Since I discussed German toilets yesterday, I thought I’d bring up one other thing I just don’t get: British sinks. Most every sink you’ll find in a British restroom has dual taps – one for hot water and another for cold water:
So if you’re at a museum, a pub, McDonald’s, or even a posh restaurant, you’re supposed to put the stopper in the sink and fill it with a mixture of hot and cold water, then wash your hands in the mixed water. Of course, many places don’t have the necessary stoppers, so you have to run both the hot and cold water. The hot water is usually so hot that you can barely stand it, so you have to move your hands between the hot and cold taps as your hands either burn or freeze.
What I want to know is… why do they still have these awful sinks? America hasn’t had dual-tap sinks in decades, and most of Europe converted over to single-tap faucets after World War II. Britain, it seems, is the sole “double tap” holdout in the developed world.
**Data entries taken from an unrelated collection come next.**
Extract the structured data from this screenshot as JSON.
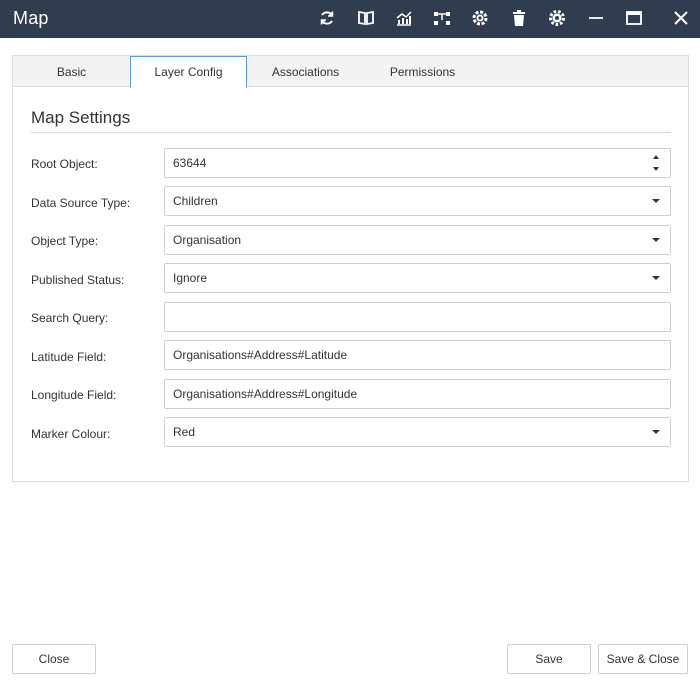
{
  "window": {
    "title": "Map",
    "toolbar_icons": [
      "refresh-icon",
      "book-icon",
      "chart-icon",
      "hierarchy-icon",
      "settings-cog-icon",
      "delete-icon",
      "gear-icon",
      "minimize-icon",
      "maximize-icon",
      "close-icon"
    ]
  },
  "tabs": [
    {
      "label": "Basic",
      "active": false
    },
    {
      "label": "Layer Config",
      "active": true
    },
    {
      "label": "Associations",
      "active": false
    },
    {
      "label": "Permissions",
      "active": false
    }
  ],
  "section": {
    "title": "Map Settings"
  },
  "form": {
    "root_object": {
      "label": "Root Object:",
      "value": "63644"
    },
    "data_source_type": {
      "label": "Data Source Type:",
      "value": "Children"
    },
    "object_type": {
      "label": "Object Type:",
      "value": "Organisation"
    },
    "published_status": {
      "label": "Published Status:",
      "value": "Ignore"
    },
    "search_query": {
      "label": "Search Query:",
      "value": ""
    },
    "latitude_field": {
      "label": "Latitude Field:",
      "value": "Organisations#Address#Latitude"
    },
    "longitude_field": {
      "label": "Longitude Field:",
      "value": "Organisations#Address#Longitude"
    },
    "marker_colour": {
      "label": "Marker Colour:",
      "value": "Red"
    }
  },
  "footer": {
    "close_label": "Close",
    "save_label": "Save",
    "save_close_label": "Save & Close"
  },
  "colors": {
    "titlebar": "#2f3d4f",
    "active_tab_border": "#5b9bd5"
  }
}
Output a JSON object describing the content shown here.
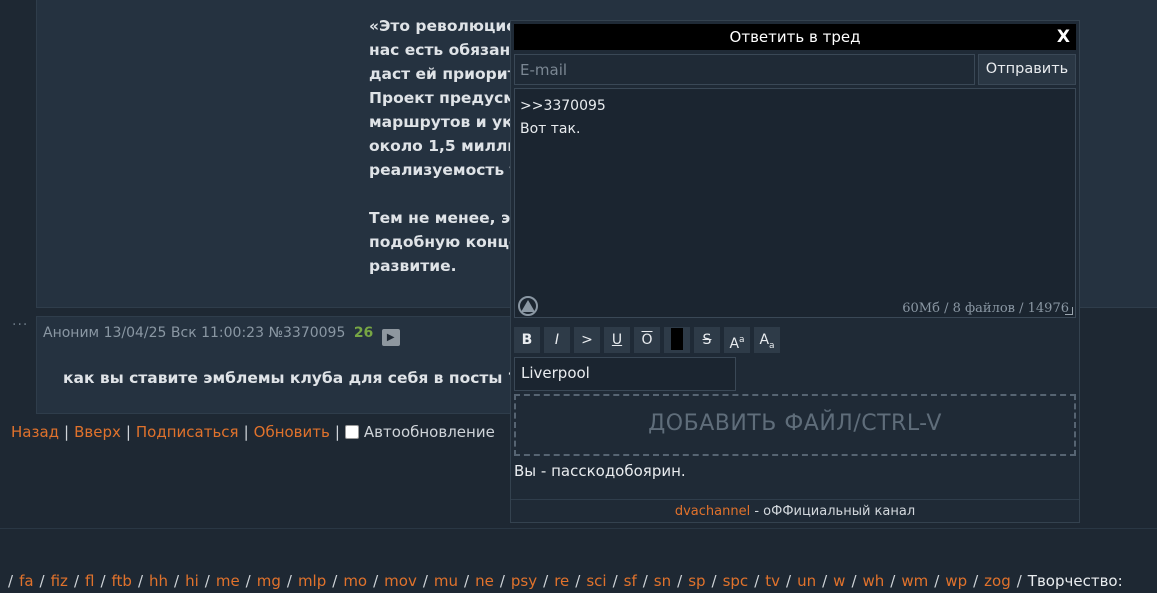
{
  "op_post": {
    "text": "«Это революционная инициатива, и мы очень довольны\nнас есть обязанность сохранить транспортную систему,\nдаст ей приоритет»,\nПроект предусматривает строительство здание 7 ки\nмаршрутов и уклонение от решения главного вопр\nоколо 1,5 миллиарда, что вызывает у них, сомне\nреализуемость такого\n\nТем не менее, эколог против сноса\nподобную концепцию ний и ори\nразвитие."
  },
  "reply_post": {
    "dots": "···",
    "author": "Аноним",
    "date": "13/04/25 Вск 11:00:23",
    "number": "№3370095",
    "reply_count": "26",
    "play_icon": "▶",
    "body": "как вы ставите эмблемы клуба для себя в посты ?"
  },
  "nav": {
    "back": "Назад",
    "top": "Вверх",
    "subscribe": "Подписаться",
    "refresh": "Обновить",
    "autorefresh": "Автообновление",
    "sep": "|"
  },
  "boards": {
    "items": [
      "fa",
      "fiz",
      "fl",
      "ftb",
      "hh",
      "hi",
      "me",
      "mg",
      "mlp",
      "mo",
      "mov",
      "mu",
      "ne",
      "psy",
      "re",
      "sci",
      "sf",
      "sn",
      "sp",
      "spc",
      "tv",
      "un",
      "w",
      "wh",
      "wm",
      "wp",
      "zog"
    ],
    "sep": "/",
    "section_label": "Творчество:"
  },
  "reply_form": {
    "title": "Ответить в тред",
    "close": "X",
    "email_placeholder": "E-mail",
    "send_label": "Отправить",
    "message": ">>3370095\nВот так.",
    "limits": "60Мб / 8 файлов / 14976",
    "toolbar": {
      "bold": "B",
      "italic": "I",
      "quote": ">",
      "underline": "U",
      "overline": "O",
      "strike": "S",
      "sup_base": "A",
      "sup_mark": "a",
      "sub_base": "A",
      "sub_mark": "a"
    },
    "subject": "Liverpool",
    "drop_label": "ДОБАВИТЬ ФАЙЛ/CTRL-V",
    "status": "Вы - пасскодобоярин.",
    "footer_link": "dvachannel",
    "footer_text": " - оФФициальный канал"
  },
  "colors": {
    "background": "#1e2833",
    "post_bg": "#253240",
    "link": "#e0722c",
    "count_green": "#77a644"
  }
}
I found a possible answer in a post at another blog, which cites this Wall Street Journal article from 2002:
LONDON (Oct. 31, 2002)—During a wartime visit to Moscow in 1942, Winston S. Churchill discovered a marvel of modern technology: hot and cold water flowing from the same faucet. The plumbing in the villa where he stayed as a guest of Stalin was unlike the primitive British standard of separate taps for hot and cold. Rather than having to fill up the sink to achieve the right blend, the British leader could wash his hands under gushing water “mingled to exactly the temperature one desired,” as he put it in his memoirs. From then on, he resolved to use this method whenever possible. His countrymen have been slow to take up the single-spigot cause. Most bathroom sinks in Britain still have separate hot and cold taps today, 60 years after Mr. Churchill’s conversion and decades after nearly all dual taps were scrapped in the U.S. and most vanished from continental Europe. For reasons of thrift, regulations and a stubborn attachment to tradition, the British have resisted the tide of plumbing history. Even when they renovate old homes, many choose two-tap systems, and builders often install them in new, low-end housing. Separate taps account for an estimated 40% of all bathroom-faucet sales in the UK…. Britons don’t understand why foreigners raise a fuss over this issue. “The British are quite happy to wash their hands with cold water. Maybe it’s character-building,” says Simon Kirby, managing director of Thomas Crapper & Co., a maker of bathroom equipment in Stratford-on-Avon. Boris Johnson, a Conservative Party member of Parliament representing Henley, congratulates “the higher civilizations” that have adopted advanced plumbing technology. But he argues that having the choice of either hot or cold for washing hands “is an incentive to get it over and done with and not waste water.” (…)
(“Old-Fashioned Faucets: Unique British Standard” by James R. Hagerty; from The Wall Street Journal Online)